Former prime minister Naftali Bennett took to his social media on Friday, urging Israelis on all sides of the political spectrum to respect both each other and the results of the elections.
“The results of the elections are clear,” he wrote on Twitter. “We must respect the results and pray for the success of the government, its leaders, ministers and advisors. Their success is our success.”
Continuing, he turned his attention to the Center-Left bloc, which received just 56 seats, including the five Hadash-Ta’al mandates, and reminded them that “these results are not the end of the country.”
“The talks of relocations, etc. are out of place. As are statements of ‘I will not send my children to combat service.’ Service in the IDF must not depend on the identity of the government.”
Recounting his experiences in the Second Lebanon War to prove his point, Bennett stressed that he fought alongside soldiers from across the political spectrum, even those who were morally opposed to the war.
“This country is all of ours and we have no other country,” he wrote. “I hope and believe that the ministers will understand that they are working for the entire Israeli public and not for a particular sector. In the end, we all have to live here together.”
'In the end, we all have to live here together'
Addressing Israel's right-wing politicians, Bennett asked them to respect the losing side, saying that “there is no need to trample or run anyone over.”
“The right-wing bloc certainly has the mandate to implement right-wing policies, but no one should be made to feel that they are unwelcome.
“Leftists also serve in combat units,” he continued, “and many, many of them gave their lives for our homeland. Leftists also get up every morning to work, pay their taxes and give their share to the existence of our country. They are not traitors or enemies, and this discourse must stop immediately,”
“People on the left love this country just as much as people on the right, it’s just that they hold different opinions about what the right direction is. In the end, we all have to live here together,” said the previous prime minister, whose broad government included Labor, Meretz and the United Arab List.
A look back on his own accomplishments
Bennett ended his statement with a comment on his own term as prime minister, which lasted for a little over a year, saying that “a year and a half ago I inherited a severe economic crisis, mass unemployment, a South burning with rockets and incendiary balloons, COVID-19 waves, and a country without a budget. I handed back a country in economic prosperity, with a strong budget, and the quietest South in 20 years.
“At the beginning of [the] week, I will resign from the government because my right of veto is no longer needed,” he said. “I will continue to be a soldier of the people of Israel.

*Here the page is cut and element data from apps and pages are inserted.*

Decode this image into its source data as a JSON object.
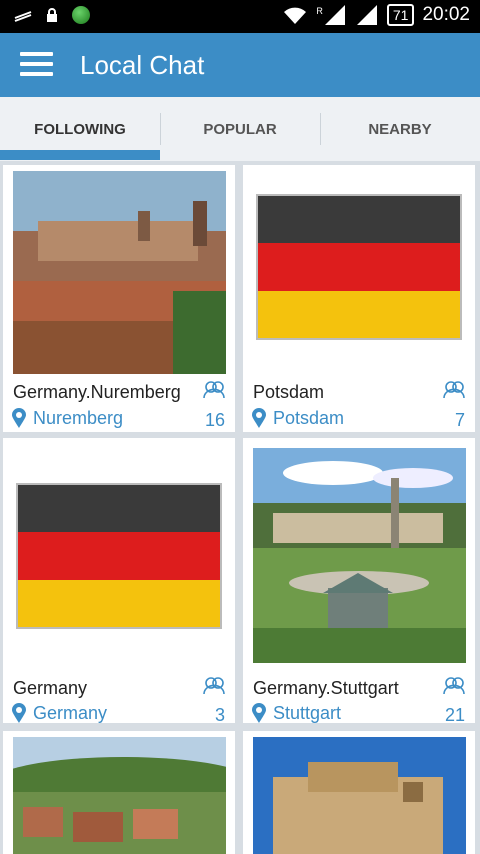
{
  "status_bar": {
    "time": "20:02",
    "battery": "71",
    "network": "R"
  },
  "app": {
    "title": "Local Chat"
  },
  "tabs": [
    {
      "label": "FOLLOWING"
    },
    {
      "label": "POPULAR"
    },
    {
      "label": "NEARBY"
    }
  ],
  "rooms": [
    {
      "name": "Germany.Nuremberg",
      "location": "Nuremberg",
      "count": "16",
      "thumb": "city-photo"
    },
    {
      "name": "Potsdam",
      "location": "Potsdam",
      "count": "7",
      "thumb": "germany-flag"
    },
    {
      "name": "Germany",
      "location": "Germany",
      "count": "3",
      "thumb": "germany-flag"
    },
    {
      "name": "Germany.Stuttgart",
      "location": "Stuttgart",
      "count": "21",
      "thumb": "park-photo"
    }
  ],
  "colors": {
    "accent": "#3c8dc6",
    "flag_black": "#3a3a3a",
    "flag_red": "#dd1d1d",
    "flag_gold": "#f4c20d"
  }
}
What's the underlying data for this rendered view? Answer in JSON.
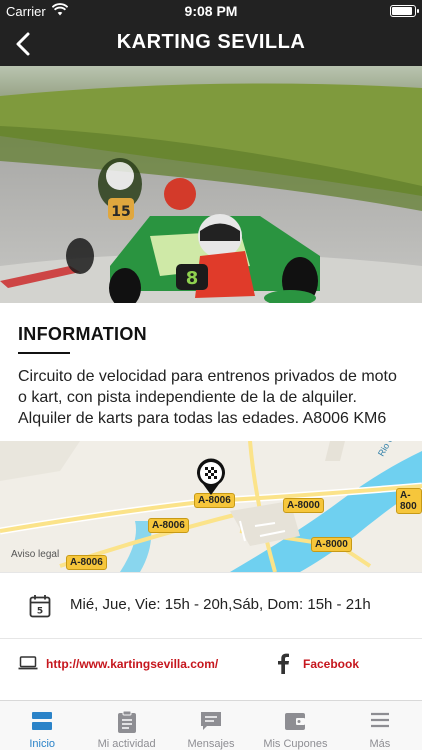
{
  "status_bar": {
    "carrier": "Carrier",
    "time": "9:08 PM"
  },
  "navbar": {
    "title": "KARTING SEVILLA",
    "back_icon": "chevron-left-icon"
  },
  "info": {
    "heading": "INFORMATION",
    "description": "Circuito de velocidad para entrenos privados de moto o kart, con pista independiente de la de alquiler. Alquiler de karts para todas las edades. A8006 KM6"
  },
  "map": {
    "legal": "Aviso legal",
    "road_labels": [
      "A-8006",
      "A-8006",
      "A-8006",
      "A-8000",
      "A-8000",
      "A-800"
    ],
    "river_label": "Rio Gu",
    "marker_icon": "checkered-flag-pin-icon"
  },
  "details": {
    "hours": "Mié, Jue, Vie: 15h - 20h,Sáb, Dom: 15h - 21h",
    "website": "http://www.kartingsevilla.com/",
    "facebook": "Facebook"
  },
  "tabbar": {
    "tabs": [
      {
        "label": "Inicio",
        "icon": "home-icon",
        "active": true
      },
      {
        "label": "Mi actividad",
        "icon": "clipboard-icon",
        "active": false
      },
      {
        "label": "Mensajes",
        "icon": "message-icon",
        "active": false
      },
      {
        "label": "Mis Cupones",
        "icon": "wallet-icon",
        "active": false
      },
      {
        "label": "Más",
        "icon": "menu-icon",
        "active": false
      }
    ]
  },
  "colors": {
    "header_bg": "#222222",
    "link_red": "#c6161d",
    "tab_active": "#2b83c8",
    "tab_inactive": "#8e8e93"
  }
}
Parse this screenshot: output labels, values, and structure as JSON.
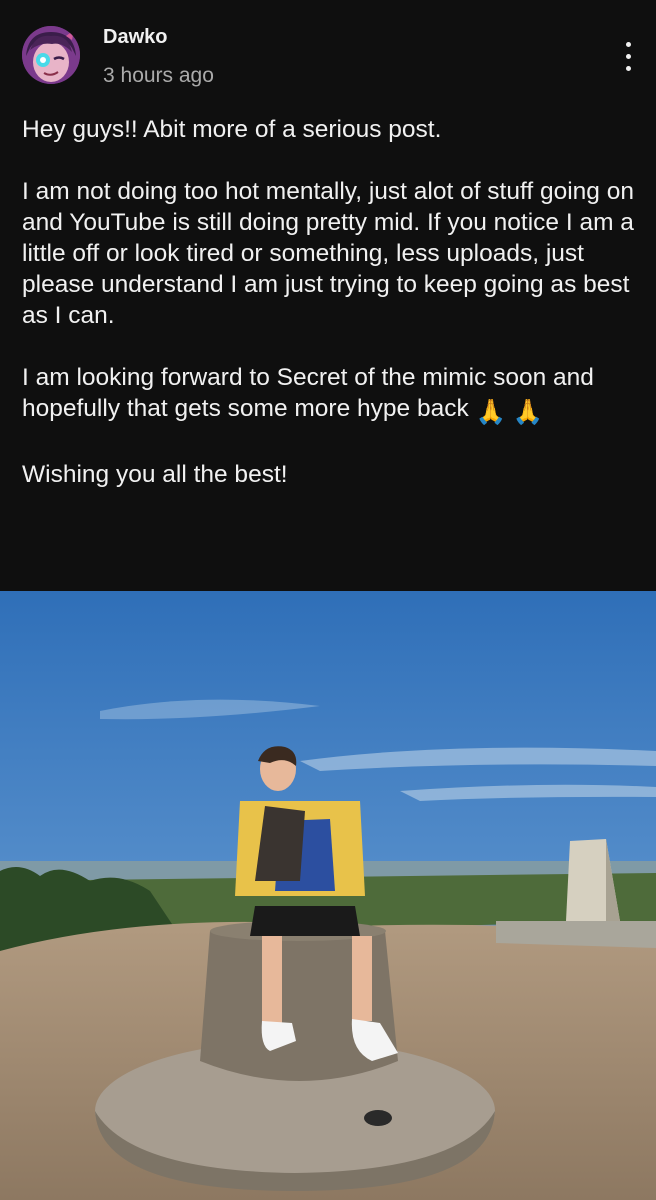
{
  "post": {
    "author": "Dawko",
    "timestamp": "3 hours ago",
    "menu_icon": "more-vertical-icon",
    "paragraphs": [
      "Hey guys!! Abit more of a serious post.",
      "I am not doing too hot mentally, just alot of stuff going on and YouTube is still doing pretty mid. If you notice I am a little off or look tired or something, less uploads, just please understand I am just trying to keep going as best as I can.",
      "I am looking forward to Secret of the mimic soon and hopefully that gets some more hype back",
      "Wishing you all the best!"
    ],
    "emoji": "🙏 🙏"
  },
  "colors": {
    "background": "#0f0f0f",
    "text": "#f1f1f1",
    "secondary_text": "#aaaaaa",
    "sky": "#3f7fc4"
  }
}
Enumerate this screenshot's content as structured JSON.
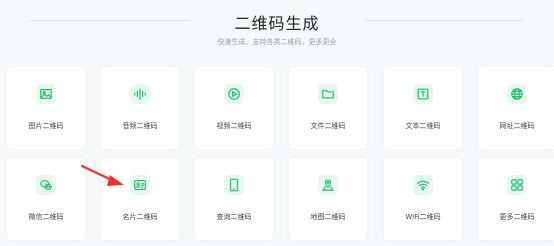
{
  "header": {
    "title": "二维码生成",
    "subtitle": "快速生成、支持各类二维码，更多更全"
  },
  "colors": {
    "accent": "#1fbf6e",
    "icon_bg": "#e8f7ef",
    "arrow": "#e8342e"
  },
  "cards": [
    {
      "label": "图片二维码",
      "icon": "image-icon"
    },
    {
      "label": "音频二维码",
      "icon": "audio-wave-icon"
    },
    {
      "label": "视频二维码",
      "icon": "play-circle-icon"
    },
    {
      "label": "文件二维码",
      "icon": "folder-icon"
    },
    {
      "label": "文本二维码",
      "icon": "text-t-icon"
    },
    {
      "label": "网址二维码",
      "icon": "globe-icon"
    },
    {
      "label": "微信二维码",
      "icon": "wechat-icon"
    },
    {
      "label": "名片二维码",
      "icon": "id-card-icon"
    },
    {
      "label": "查询二维码",
      "icon": "phone-icon"
    },
    {
      "label": "地图二维码",
      "icon": "map-pin-icon"
    },
    {
      "label": "WiFi二维码",
      "icon": "wifi-icon"
    },
    {
      "label": "更多二维码",
      "icon": "more-grid-icon"
    }
  ]
}
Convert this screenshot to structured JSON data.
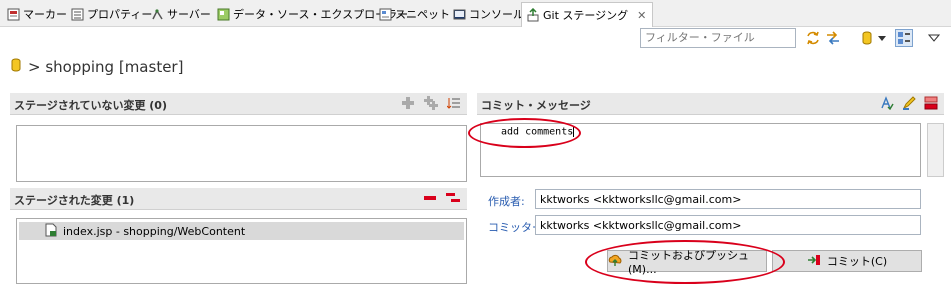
{
  "tabs": [
    {
      "label": "マーカー",
      "icon": "markers-icon"
    },
    {
      "label": "プロパティー",
      "icon": "properties-icon"
    },
    {
      "label": "サーバー",
      "icon": "servers-icon"
    },
    {
      "label": "データ・ソース・エクスプローラー",
      "icon": "data-source-icon"
    },
    {
      "label": "スニペット",
      "icon": "snippets-icon"
    },
    {
      "label": "コンソール",
      "icon": "console-icon"
    },
    {
      "label": "Git ステージング",
      "icon": "git-staging-icon",
      "active": true
    }
  ],
  "filter": {
    "placeholder": "フィルター・ファイル"
  },
  "repository": {
    "label": "> shopping [master]"
  },
  "unstaged": {
    "title": "ステージされていない変更 (0)"
  },
  "staged": {
    "title": "ステージされた変更 (1)",
    "items": [
      {
        "label": "index.jsp - shopping/WebContent"
      }
    ]
  },
  "commit": {
    "title": "コミット・メッセージ",
    "message": "add comments",
    "author_label": "作成者:",
    "author_value": "kktworks <kktworksllc@gmail.com>",
    "committer_label": "コミッター:",
    "committer_value": "kktworks <kktworksllc@gmail.com>",
    "commit_push_label": "コミットおよびプッシュ(M)...",
    "commit_label": "コミット(C)"
  },
  "colors": {
    "annotation_ring": "#d9001b",
    "link_label": "#2a5db0"
  }
}
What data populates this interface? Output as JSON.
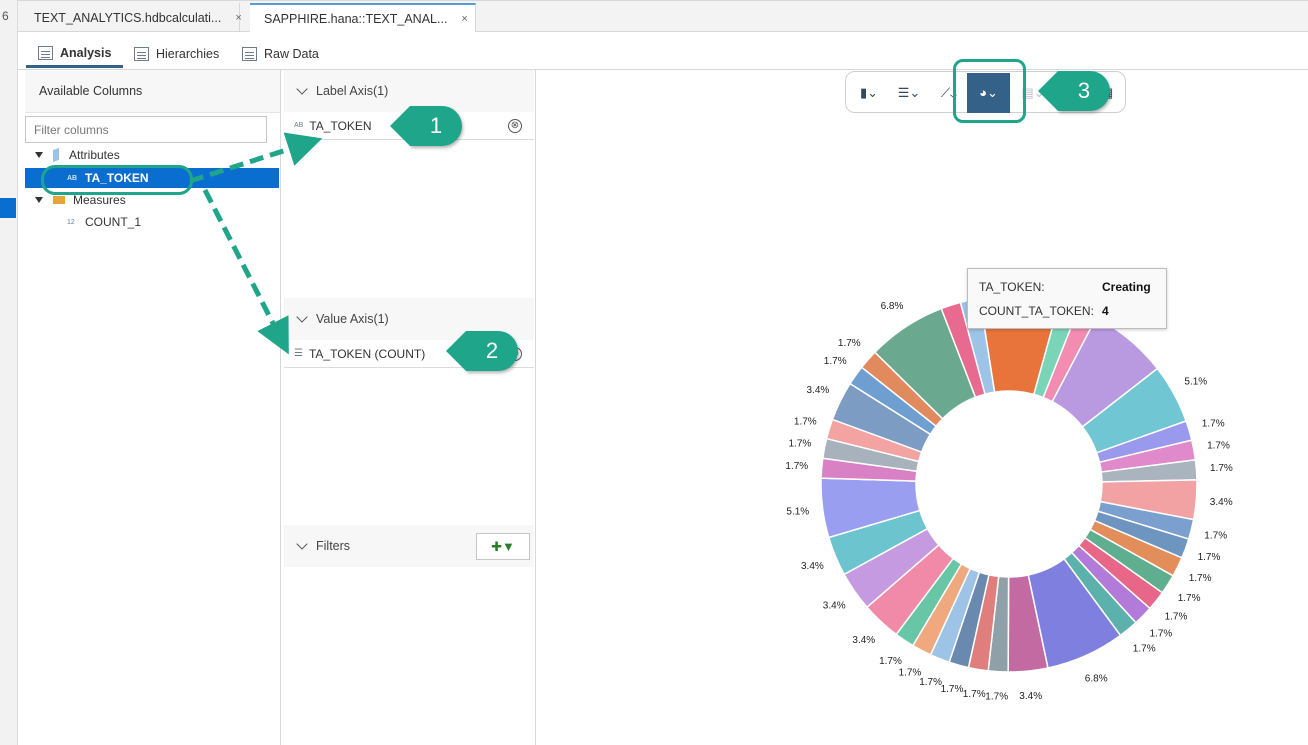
{
  "editor_tabs": [
    {
      "label": "TEXT_ANALYTICS.hdbcalculati..."
    },
    {
      "label": "SAPPHIRE.hana::TEXT_ANAL..."
    }
  ],
  "close_glyph": "×",
  "left_strip_glyph": "6",
  "view_tabs": [
    {
      "label": "Analysis",
      "active": true
    },
    {
      "label": "Hierarchies"
    },
    {
      "label": "Raw Data"
    }
  ],
  "available": {
    "title": "Available Columns",
    "filter_placeholder": "Filter columns",
    "attributes_label": "Attributes",
    "attribute_type": "AB",
    "attribute_item": "TA_TOKEN",
    "measures_label": "Measures",
    "measure_type": "12",
    "measure_item": "COUNT_1"
  },
  "label_axis": {
    "title": "Label Axis(1)",
    "type": "AB",
    "item": "TA_TOKEN"
  },
  "value_axis": {
    "title": "Value Axis(1)",
    "type": "☰",
    "item": "TA_TOKEN (COUNT)"
  },
  "filters": {
    "title": "Filters"
  },
  "remove_glyph": "⊗",
  "toolbar_icons": [
    "column-chart-icon",
    "bar-chart-icon",
    "line-chart-icon",
    "pie-chart-icon",
    "stacked-chart-icon",
    "table-icon"
  ],
  "tooltip": {
    "key1": "TA_TOKEN:",
    "val1": "Creating",
    "key2": "COUNT_TA_TOKEN:",
    "val2": "4"
  },
  "callouts": [
    "1",
    "2",
    "3"
  ],
  "colors": {
    "accent": "#1ea58a",
    "selected": "#0a6ed1",
    "toolbar_active": "#346187"
  },
  "chart_data": {
    "type": "pie",
    "donut": true,
    "slices": [
      {
        "value": 1.7,
        "label": "",
        "color": "#9dc3e6"
      },
      {
        "value": 6.8,
        "label": "",
        "color": "#e8743b"
      },
      {
        "value": 1.7,
        "label": "",
        "color": "#79d4b8"
      },
      {
        "value": 1.7,
        "label": "",
        "color": "#f28cb1"
      },
      {
        "value": 6.8,
        "label": "6.8%",
        "color": "#b99ae0"
      },
      {
        "value": 5.1,
        "label": "5.1%",
        "color": "#70c6d2"
      },
      {
        "value": 1.7,
        "label": "1.7%",
        "color": "#9999ee"
      },
      {
        "value": 1.7,
        "label": "1.7%",
        "color": "#e18acb"
      },
      {
        "value": 1.7,
        "label": "1.7%",
        "color": "#a9b4be"
      },
      {
        "value": 3.4,
        "label": "3.4%",
        "color": "#f2a2a2"
      },
      {
        "value": 1.7,
        "label": "1.7%",
        "color": "#7b9fce"
      },
      {
        "value": 1.7,
        "label": "1.7%",
        "color": "#6e95bf"
      },
      {
        "value": 1.7,
        "label": "1.7%",
        "color": "#e38d5b"
      },
      {
        "value": 1.7,
        "label": "1.7%",
        "color": "#5fae8f"
      },
      {
        "value": 1.7,
        "label": "1.7%",
        "color": "#e86688"
      },
      {
        "value": 1.7,
        "label": "1.7%",
        "color": "#b27ad9"
      },
      {
        "value": 1.7,
        "label": "1.7%",
        "color": "#5cb1ac"
      },
      {
        "value": 6.8,
        "label": "6.8%",
        "color": "#7f7fe0"
      },
      {
        "value": 3.4,
        "label": "3.4%",
        "color": "#c46aa3"
      },
      {
        "value": 1.7,
        "label": "1.7%",
        "color": "#8fa0a8"
      },
      {
        "value": 1.7,
        "label": "1.7%",
        "color": "#e07d7d"
      },
      {
        "value": 1.7,
        "label": "1.7%",
        "color": "#6a89ae"
      },
      {
        "value": 1.7,
        "label": "1.7%",
        "color": "#9dc3e6"
      },
      {
        "value": 1.7,
        "label": "1.7%",
        "color": "#f0a97f"
      },
      {
        "value": 1.7,
        "label": "1.7%",
        "color": "#68c5a5"
      },
      {
        "value": 3.4,
        "label": "3.4%",
        "color": "#f08aa8"
      },
      {
        "value": 3.4,
        "label": "3.4%",
        "color": "#c59ae0"
      },
      {
        "value": 3.4,
        "label": "3.4%",
        "color": "#6cc4cf"
      },
      {
        "value": 5.1,
        "label": "5.1%",
        "color": "#9a9ef0"
      },
      {
        "value": 1.7,
        "label": "1.7%",
        "color": "#d881c4"
      },
      {
        "value": 1.7,
        "label": "1.7%",
        "color": "#a8b2bc"
      },
      {
        "value": 1.7,
        "label": "1.7%",
        "color": "#f4a3a3"
      },
      {
        "value": 3.4,
        "label": "3.4%",
        "color": "#7d9cc4"
      },
      {
        "value": 1.7,
        "label": "1.7%",
        "color": "#6f9ed1"
      },
      {
        "value": 1.7,
        "label": "1.7%",
        "color": "#e18a5e"
      },
      {
        "value": 6.8,
        "label": "6.8%",
        "color": "#6aa98f"
      },
      {
        "value": 1.7,
        "label": "",
        "color": "#e86a91"
      }
    ]
  }
}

I will work for our youth, for our security and above all – our ability to live together.”